Writing the Self Analysis – Looking for Normative Narratives

i) Normative Narrative

When reading Sydney’s blog post Gender and comparing it to my own post Holding You in my Arms I found that even though our stories took place at very different points in our lives they were still a lot of similarities.  Sydney  in her story Gender talks about going to sign up for dance and her mom taking her, “we parked in front of a small building that had many mothers and daughters walking in and out of the door,  I knew this was a place where I belonged.”  Showing how dance is a female/feminine dominated sport. In my story Holding You in my Arms I talk about a stereotypical woman’s role of being a mother, being soft, kind, and nurturing, “Being a mother and raising a child of my own; such a stereotypical role as a female, but one I was beyond proud to fulfill in every aspect.”  After reading Debbie’s blog post also titled Gender I found many similarities between it and my own post. “At last I held my baby in my arms and felt an indescribable joy that I could never replicate in any other way.  My nine months of waiting was over.  I held my cherished gift in the quietness of that moment and I will never be the same woman again.”

After reading all three of our stories the normative narrative that really stood out to me was the female role of being feminine, graceful, and motherly.  With Sydney’s story about dance and the graceful feminine movements a dancer makes and the role of being a soft caring nurturing mother as told in both my story and Debbie’s.

ii) Disrupting Normative Narrative

Even having been able to find the normative narrative of females being graceful, soft, gentle, feminine, and motherly, all three stories also go to speak against this stereotype as they all talk about the strength that does along with being “female”.  Sydney talks about the strength needed to be a dancer.  “Here we learned to be strong, powerful, motivated, encouraging, thriving, balanced young women.” “Dance helped me realize who I was, how powerful my body really is, and how empowering other women is very important always.” in her story Gender.  In my post Holding You in my Arms I talk about a moment in my life where I felt very powerful as a woman, “It made me feel so powerful as a woman to be able to create this life and bring it into the world.”  In Debbie’s story Gender she talks about the strength, courage, and calm needed even with all of the fear of everything going on around her.  “But amidst my underlying fear, I felt brave and determined.” Even know what was happening she was still able to summon up the strength to deliver her baby on her own terms and to do so safely.  “However, I still had a job to do and I didn’t think about the danger surrounding the situation.”
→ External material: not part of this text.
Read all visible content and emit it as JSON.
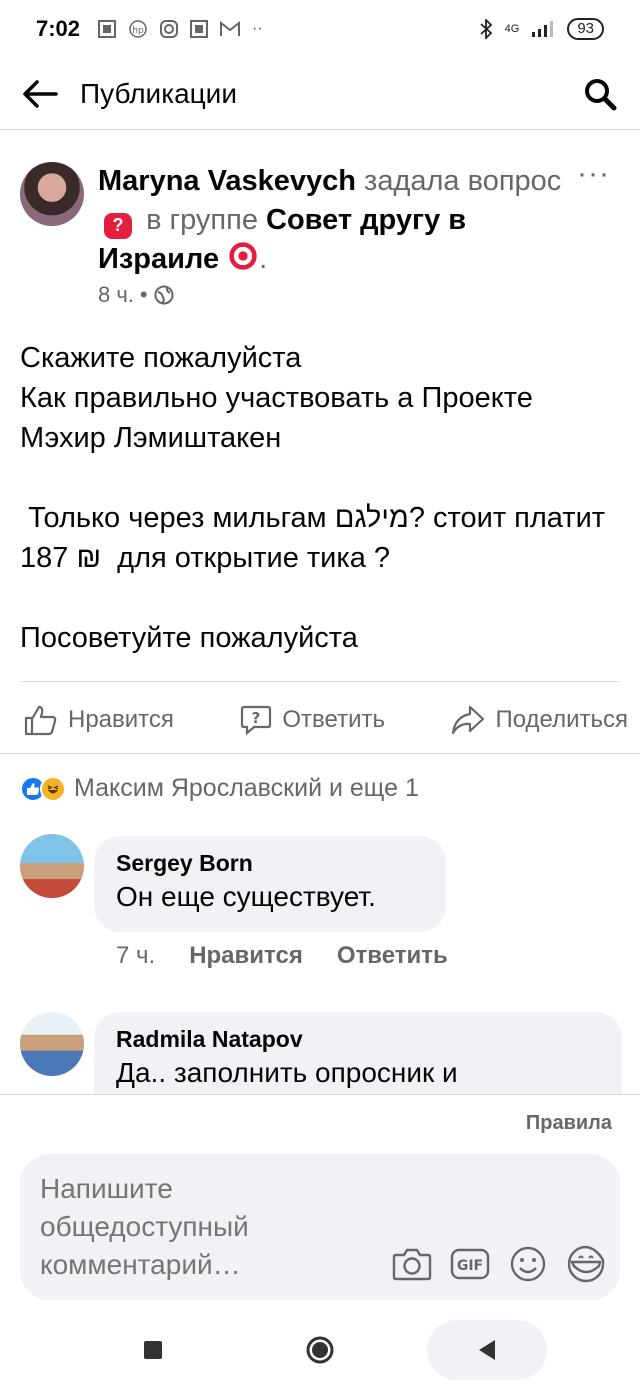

To me our stories show that it doesn’t matter your gender you should be free to be who you want to be.  In this case we are three strong woman.  Showing our strengths in different ways, one as a dancer, and the others as mothers.  Even with fitting into the stereotype of being feminine as the media portrays all three of us were still able to be strong, and have the courage to do what we wanted to do showing a more “masculine” quality.  “corporate produced popular culture has become a more pervasive institution in our lives through multiple points of entry such as advertising, sponsored curriculum in schools, and mass media.” “socializing girls into femininity (nurturing, caring, beauty play) and boys into masculinity (aggressive, violent, and physical play).” (Sensoy & DiAngelo. p 106)  By not being afraid of fitting slightly into these norms or stereotypes and at the same time breaking the mold by showing our strength we are helping people to see that it is okay to be who you are no matter what society tells you you should be.

Work Cited:

Sensoy, Ö, & DiAngelo, R. J. (2017). Is everyone really equal?: SECOND EDITION. An Introduction to Key Concepts in Social Justice Education. New York: Teachers College Press
Advertisements

Leave a Reply

Fill in your details below or click an icon to log in:

WordPress.com Logo

You are commenting using your WordPress.com account. Log Out /  Change )

Google photo

You are commenting using your Google account. Log Out /  Change )

Twitter picture

You are commenting using your Twitter account. Log Out /  Change )

Facebook photo

You are commenting using your Facebook account. Log Out /  Change )

Connecting to %s